Adonis: use GZIP Encoding


Hello guys,

So I am using Adonis 4.1 in combination with React on the front-end for my web app.

However, the bundled version of my React file is pretty heavy and I would like to GZIP encode my asset file in order to reduce loading time on mobile phones. I created a middleware like this:

However, this gives me a browser error:


I figured the content must not actually be encoding properly but how do I fix that? The docs of zlib is somewhat poorly written and not much of a help when it comes to understanding how to use in a Node.js framework environment.


Why would you serve react bundle using a custom route?

Simply put the gzip version of the bundle inside the public folder and serve it from their


@virk I don’t understand what you mean by “serve a react bundle using a custom route”.

And to respond to your 2nd statement, I’m not understanding but it sounds like you are telling me to do this as if it was a one-off process.

The site would be receiving continuous updates and going out of my way to gzip my compiled js and css myself and putting them in the /public folder would mean I would have to do that for every single change to the code which doesn’t sound right. Having a middleware to automatically gzip every page and asset is much cleaner and direct.

I’m not really too sure what are you telling me here.


How are you building your bundle? Surely there’s an option to define the destination, and the ability to add gzipping to the build process.

Webpack can do this, and you could always just have it be part of your production deployment process too, most likely you don’t need gzipped files in development.

gzip via middleware may be (minimally) more convenient for you, in the short term, but all it would really accomplish would be to add extra cpu overhead and latency to your response times.

If you’re not serving your react assets from the public folder, how are you serving them?

Couple years old, but some good general info here:


@willvincent The bundle is built using Laravel-Mix@2.1.14. Unfortunately there is no such option in that package.

Through laravel-mix we have the ability to pass in Webpack configurations but the compression-webpack-plugin which performs the gzipping during the build process is only supported for Webpack 4 and up but laravel-mix is only supported for 3.1.


The 1.x.x versions of compression-webpack-plugin should work with webpack 3.x


Thank you very much. I downgraded compression-webpack-plugin and was able to get it working. I did not know about the down sides of on the fly Gzipping as opposed to doing it during the build phase.

The problem I now have is to get the .gz assets loaded instead of the regular .js ones. I would really appreciate your help @willvincent for finding the adonis equivalent for this Node.js snippet:


You shouldn’t gunzip your assets by yourself.
In real life situations is always better to charge it on your proxy server, like nginx.
You can use it along with app server, like Phusion Passenger.

It will be faster, easier for you and better for production.
It not so hard to set up, but if you really worried about your users experience and production environment quality, you definitely should do it.


That’s a good point… a proxy server is probably a better option.

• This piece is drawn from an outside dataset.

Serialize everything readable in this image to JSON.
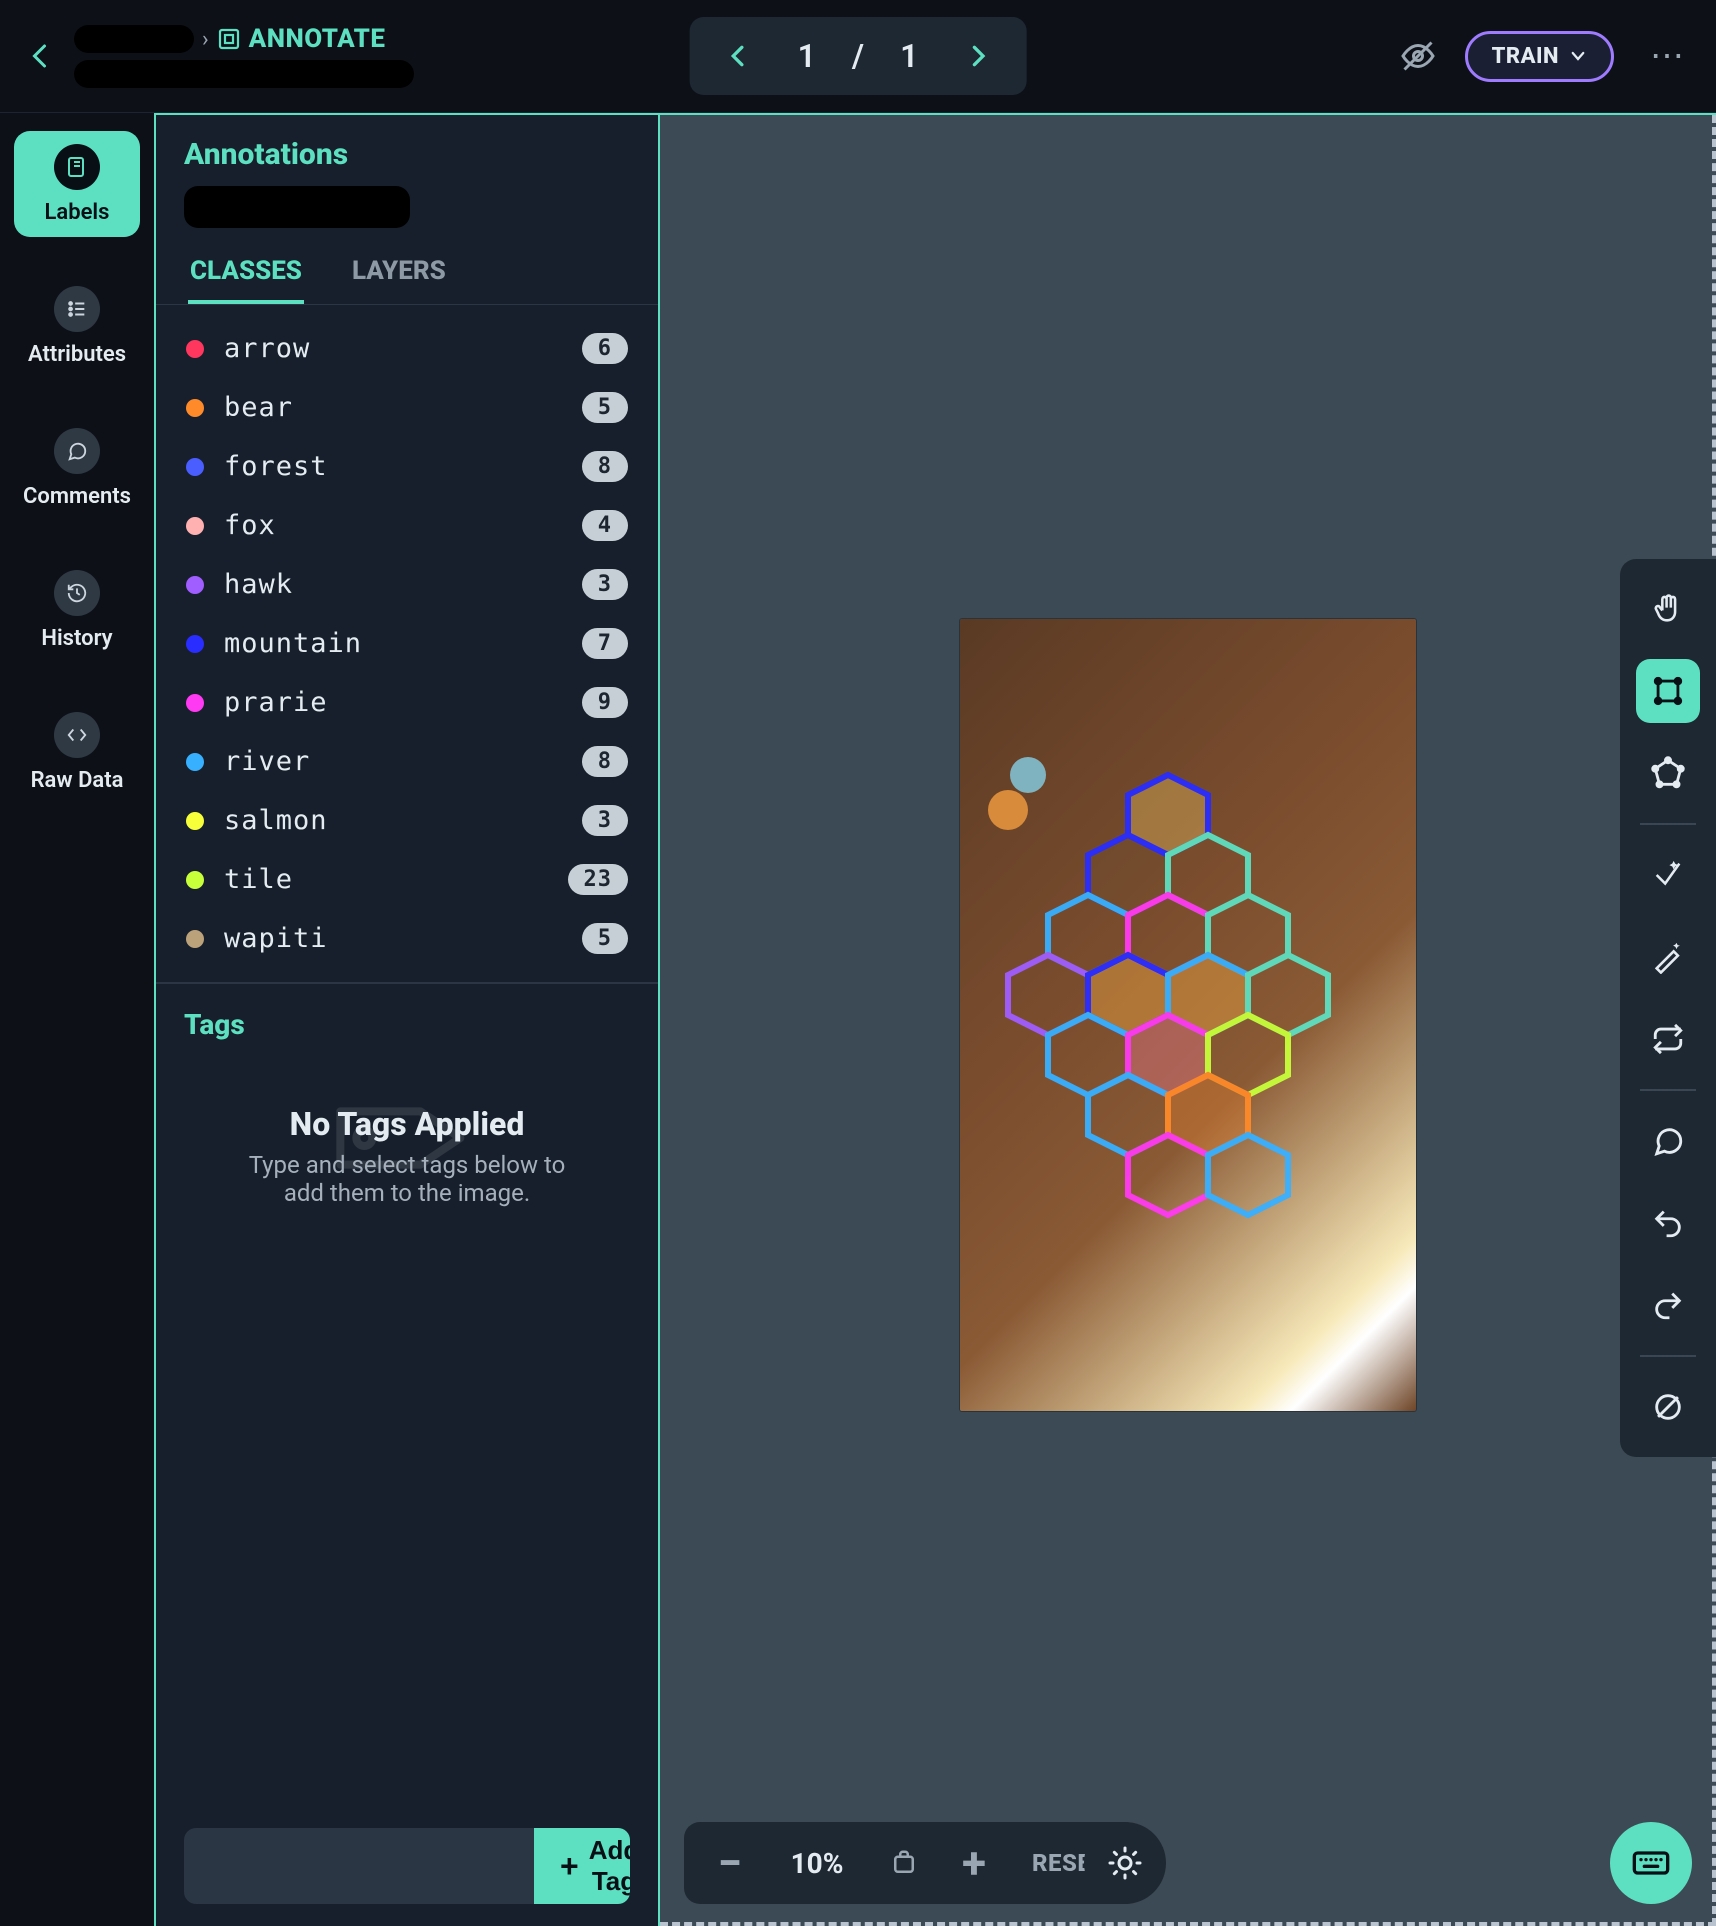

I’m running my blog (Ghost-based) behind lightify reverse proxy which basically does a bunch of pagespeed-related enhancements on the fly. Could certainly use it or similar with an adonis app.

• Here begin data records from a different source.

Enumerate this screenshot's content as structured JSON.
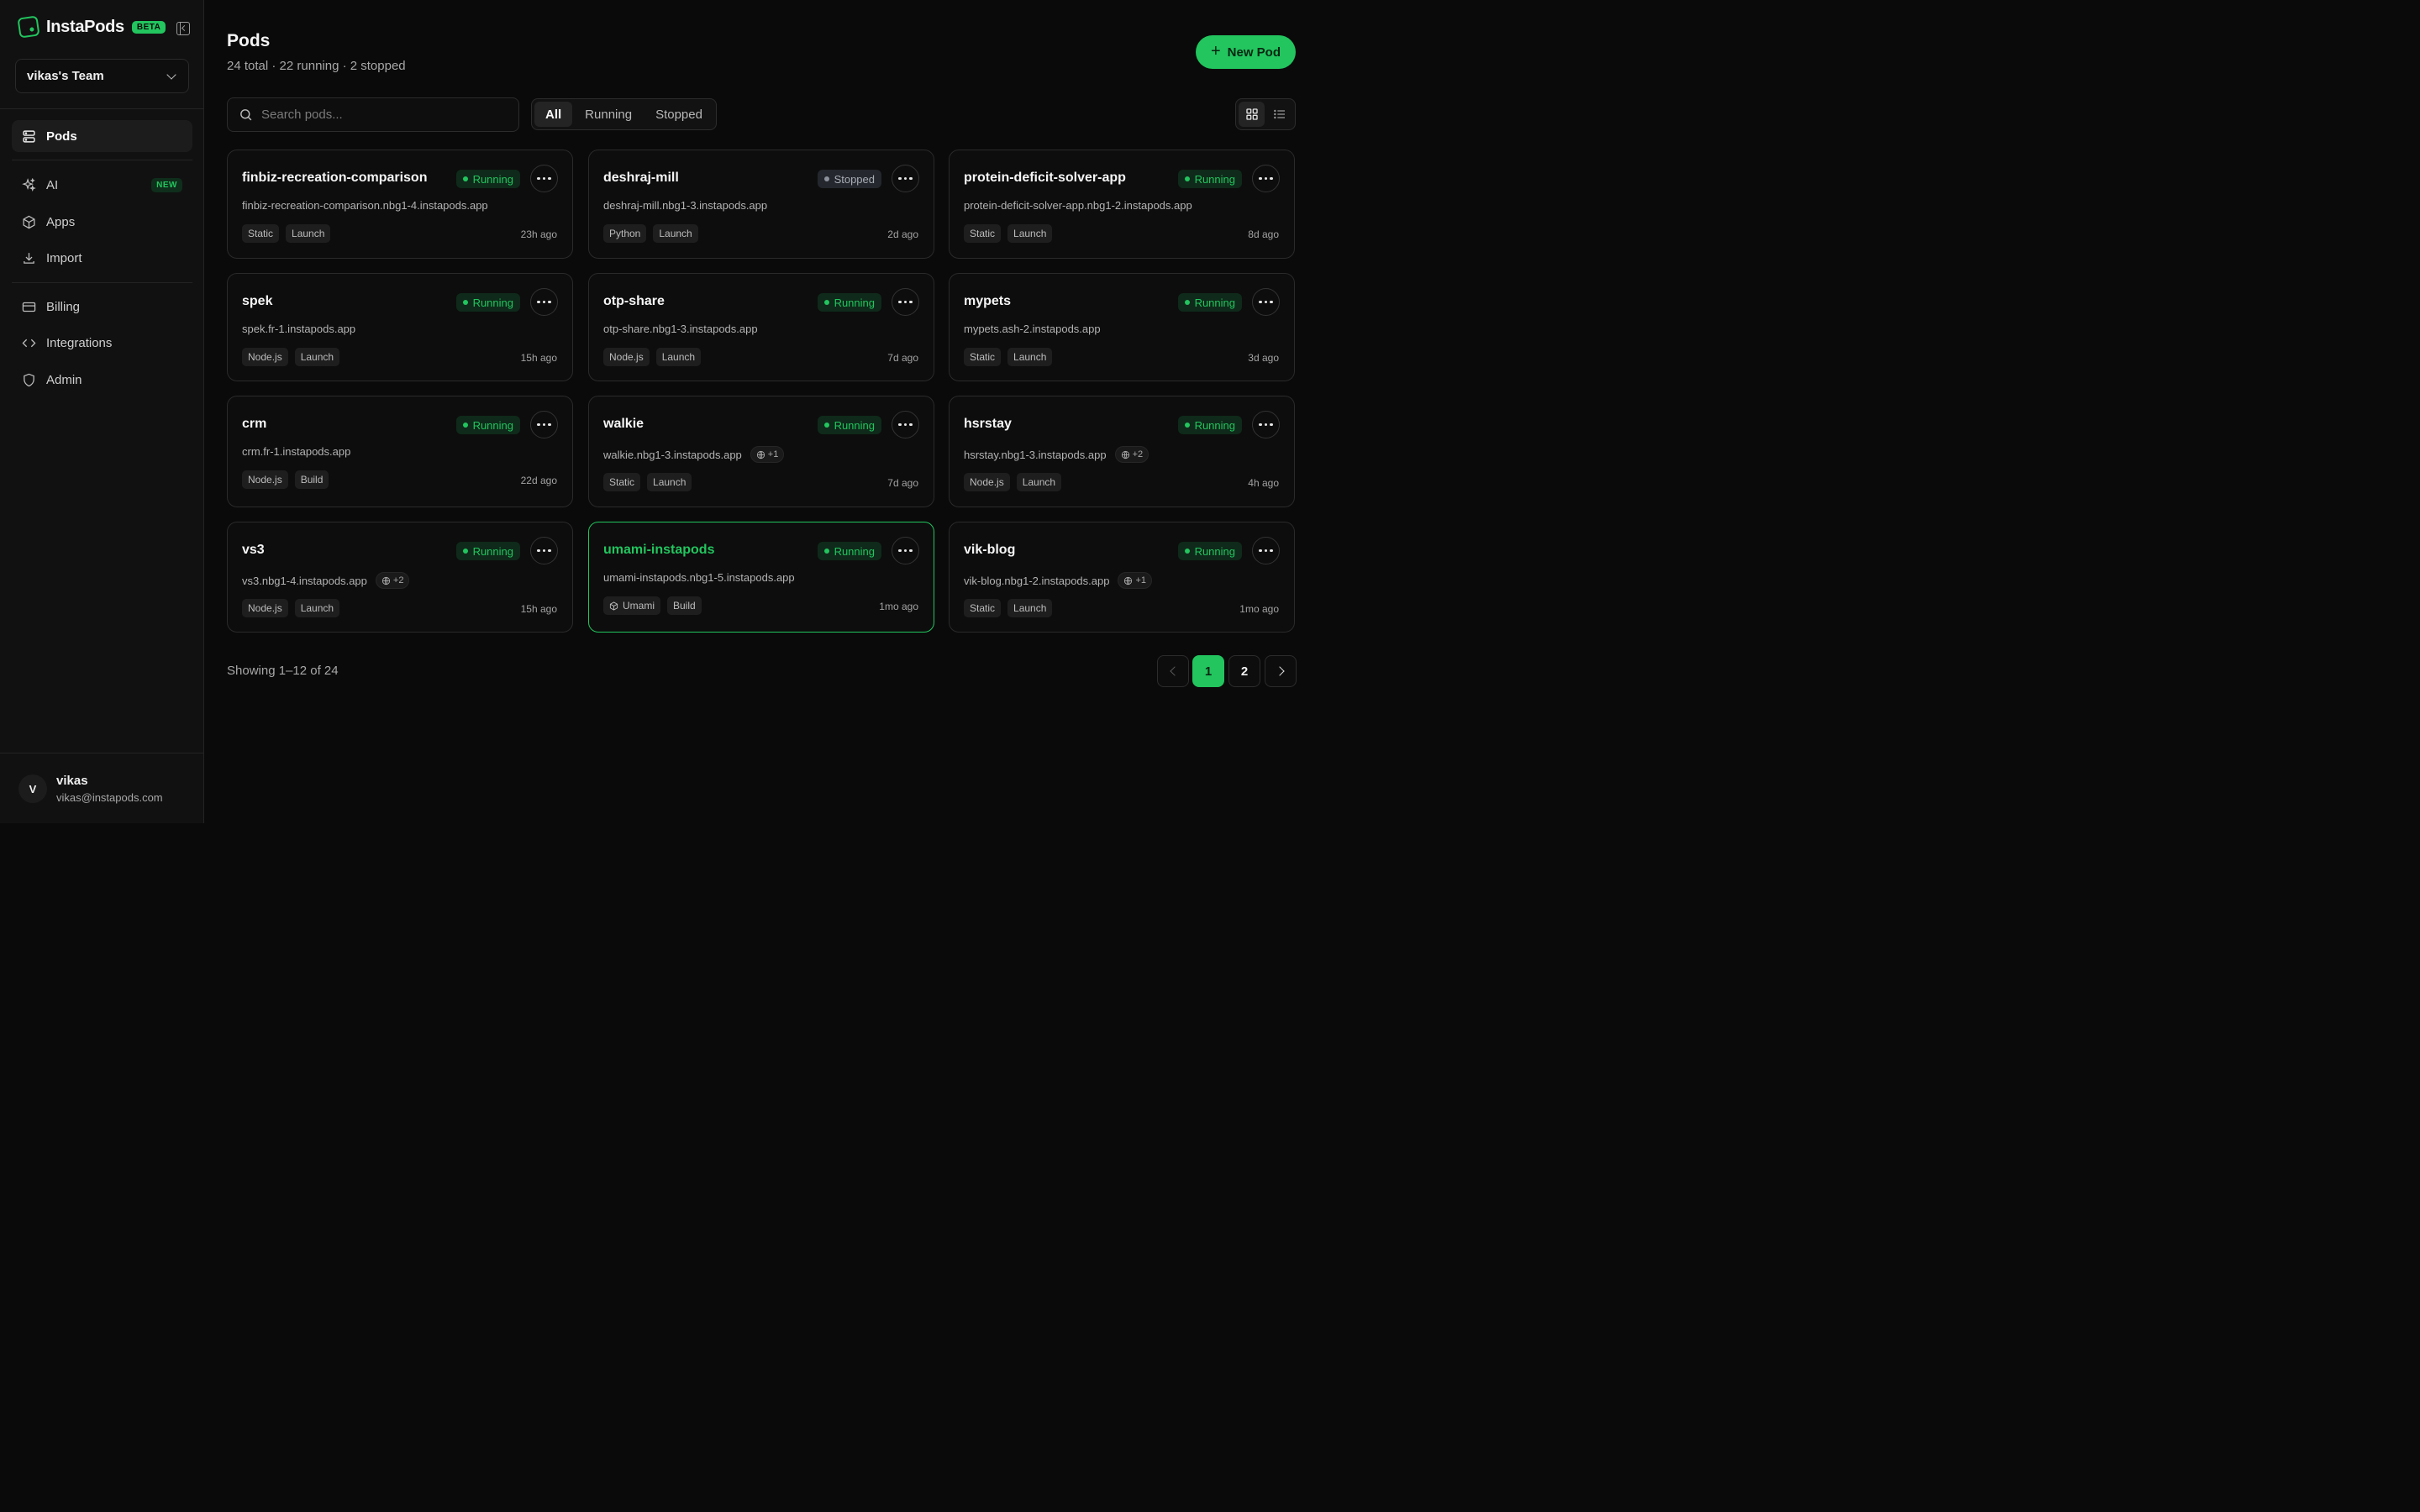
{
  "brand": {
    "name": "InstaPods",
    "badge": "BETA"
  },
  "team": {
    "label": "vikas's Team"
  },
  "nav": {
    "pods": "Pods",
    "ai": "AI",
    "ai_badge": "NEW",
    "apps": "Apps",
    "import": "Import",
    "billing": "Billing",
    "integrations": "Integrations",
    "admin": "Admin"
  },
  "user": {
    "initial": "V",
    "name": "vikas",
    "email": "vikas@instapods.com"
  },
  "header": {
    "title": "Pods",
    "subtitle": "24 total · 22 running · 2 stopped",
    "new_pod_label": "New Pod"
  },
  "search": {
    "placeholder": "Search pods...",
    "value": ""
  },
  "filters": [
    "All",
    "Running",
    "Stopped"
  ],
  "active_filter": "All",
  "colors": {
    "accent": "#22c55e",
    "stopped": "#8c919b",
    "background": "#0a0a0a"
  },
  "pods": [
    {
      "name": "finbiz-recreation-comparison",
      "status": "Running",
      "url": "finbiz-recreation-comparison.nbg1-4.instapods.app",
      "tags": [
        "Static",
        "Launch"
      ],
      "updated": "23h ago"
    },
    {
      "name": "deshraj-mill",
      "status": "Stopped",
      "url": "deshraj-mill.nbg1-3.instapods.app",
      "tags": [
        "Python",
        "Launch"
      ],
      "updated": "2d ago"
    },
    {
      "name": "protein-deficit-solver-app",
      "status": "Running",
      "url": "protein-deficit-solver-app.nbg1-2.instapods.app",
      "tags": [
        "Static",
        "Launch"
      ],
      "updated": "8d ago"
    },
    {
      "name": "spek",
      "status": "Running",
      "url": "spek.fr-1.instapods.app",
      "tags": [
        "Node.js",
        "Launch"
      ],
      "updated": "15h ago"
    },
    {
      "name": "otp-share",
      "status": "Running",
      "url": "otp-share.nbg1-3.instapods.app",
      "tags": [
        "Node.js",
        "Launch"
      ],
      "updated": "7d ago"
    },
    {
      "name": "mypets",
      "status": "Running",
      "url": "mypets.ash-2.instapods.app",
      "tags": [
        "Static",
        "Launch"
      ],
      "updated": "3d ago"
    },
    {
      "name": "crm",
      "status": "Running",
      "url": "crm.fr-1.instapods.app",
      "tags": [
        "Node.js",
        "Build"
      ],
      "updated": "22d ago"
    },
    {
      "name": "walkie",
      "status": "Running",
      "url": "walkie.nbg1-3.instapods.app",
      "extra_domains": "+1",
      "tags": [
        "Static",
        "Launch"
      ],
      "updated": "7d ago"
    },
    {
      "name": "hsrstay",
      "status": "Running",
      "url": "hsrstay.nbg1-3.instapods.app",
      "extra_domains": "+2",
      "tags": [
        "Node.js",
        "Launch"
      ],
      "updated": "4h ago"
    },
    {
      "name": "vs3",
      "status": "Running",
      "url": "vs3.nbg1-4.instapods.app",
      "extra_domains": "+2",
      "tags": [
        "Node.js",
        "Launch"
      ],
      "updated": "15h ago"
    },
    {
      "name": "umami-instapods",
      "status": "Running",
      "url": "umami-instapods.nbg1-5.instapods.app",
      "tags": [
        "Umami",
        "Build"
      ],
      "tag_icon": "cube-icon",
      "updated": "1mo ago",
      "highlighted": true
    },
    {
      "name": "vik-blog",
      "status": "Running",
      "url": "vik-blog.nbg1-2.instapods.app",
      "extra_domains": "+1",
      "tags": [
        "Static",
        "Launch"
      ],
      "updated": "1mo ago"
    }
  ],
  "pagination": {
    "showing": "Showing 1–12 of 24",
    "pages": [
      "1",
      "2"
    ],
    "current": "1"
  }
}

But gzip in middleware of your app definitely isn’t a good choice :slight_smile:


I wrote a provider that has a server middleware for compressing responses since I have a slightly different use case of trying to compress verbose JSONAPI payloads and not for serving up static assets. Like many have mentioned here, if your purpose is to serve static assets, don’t use Node.js.

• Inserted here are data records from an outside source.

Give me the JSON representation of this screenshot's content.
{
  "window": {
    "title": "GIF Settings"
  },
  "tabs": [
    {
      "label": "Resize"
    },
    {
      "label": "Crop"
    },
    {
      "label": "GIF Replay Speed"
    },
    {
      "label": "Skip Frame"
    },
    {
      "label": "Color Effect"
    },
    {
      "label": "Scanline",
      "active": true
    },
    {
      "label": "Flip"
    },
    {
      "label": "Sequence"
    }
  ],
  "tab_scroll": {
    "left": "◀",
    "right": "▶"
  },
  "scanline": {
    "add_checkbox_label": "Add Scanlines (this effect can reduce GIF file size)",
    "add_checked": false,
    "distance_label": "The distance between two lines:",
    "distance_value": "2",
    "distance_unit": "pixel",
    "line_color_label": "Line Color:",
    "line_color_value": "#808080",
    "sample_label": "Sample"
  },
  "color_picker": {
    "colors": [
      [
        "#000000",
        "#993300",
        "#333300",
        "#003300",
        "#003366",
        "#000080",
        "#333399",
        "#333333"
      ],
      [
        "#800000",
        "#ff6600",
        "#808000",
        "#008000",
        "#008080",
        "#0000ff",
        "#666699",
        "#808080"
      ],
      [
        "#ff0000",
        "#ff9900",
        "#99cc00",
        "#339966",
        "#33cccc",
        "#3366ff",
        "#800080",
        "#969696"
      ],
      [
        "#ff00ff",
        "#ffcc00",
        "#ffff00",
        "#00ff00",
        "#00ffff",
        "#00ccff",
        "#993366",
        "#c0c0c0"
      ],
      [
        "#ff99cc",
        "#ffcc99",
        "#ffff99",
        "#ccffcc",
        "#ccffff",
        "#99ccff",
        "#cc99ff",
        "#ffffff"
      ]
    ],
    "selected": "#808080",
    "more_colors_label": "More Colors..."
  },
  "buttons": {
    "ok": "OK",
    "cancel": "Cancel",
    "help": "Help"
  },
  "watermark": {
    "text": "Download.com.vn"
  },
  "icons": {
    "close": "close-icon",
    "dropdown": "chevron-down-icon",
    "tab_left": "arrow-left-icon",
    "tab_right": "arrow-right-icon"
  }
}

But for JSONAPI use case, profiling bottlenecks in production at my company, I found that when I eagerload and include lot of nested relationships in the JSONAPI payload, the response body grows quite substantially (~500kb - 1Mb). Passing around such large response body actually takes more time than it takes for CPU cycles to compress it, making the tradeoff well worth it IMHO.

To install, just run:

adonis install @verdigris/adonis-compression


Hi, @bbrodriguez, Is it working different than native nginx compression?


@deromanenko it works similarly to the native nginx compression. In fact, lot of the configuration options for the middleware are similar (e.g. compression level, thresholds, compression algorithm, etc.). The adonis-compression provider itself it just a thin layer around the compression module.

In my use case, my API server sits behind a reverse proxy on another machine. My JSONAPI payload can get really verbose. So for my use case, the tradeoff between CPU cycles and I/O wait was worth it.

Performance optimizations are not as black and white or as clear cut. Everyone has different use cases and everyone’s situation will be different. Be sure to profile your code and architecture before deciding where it’s worth making the optimizations.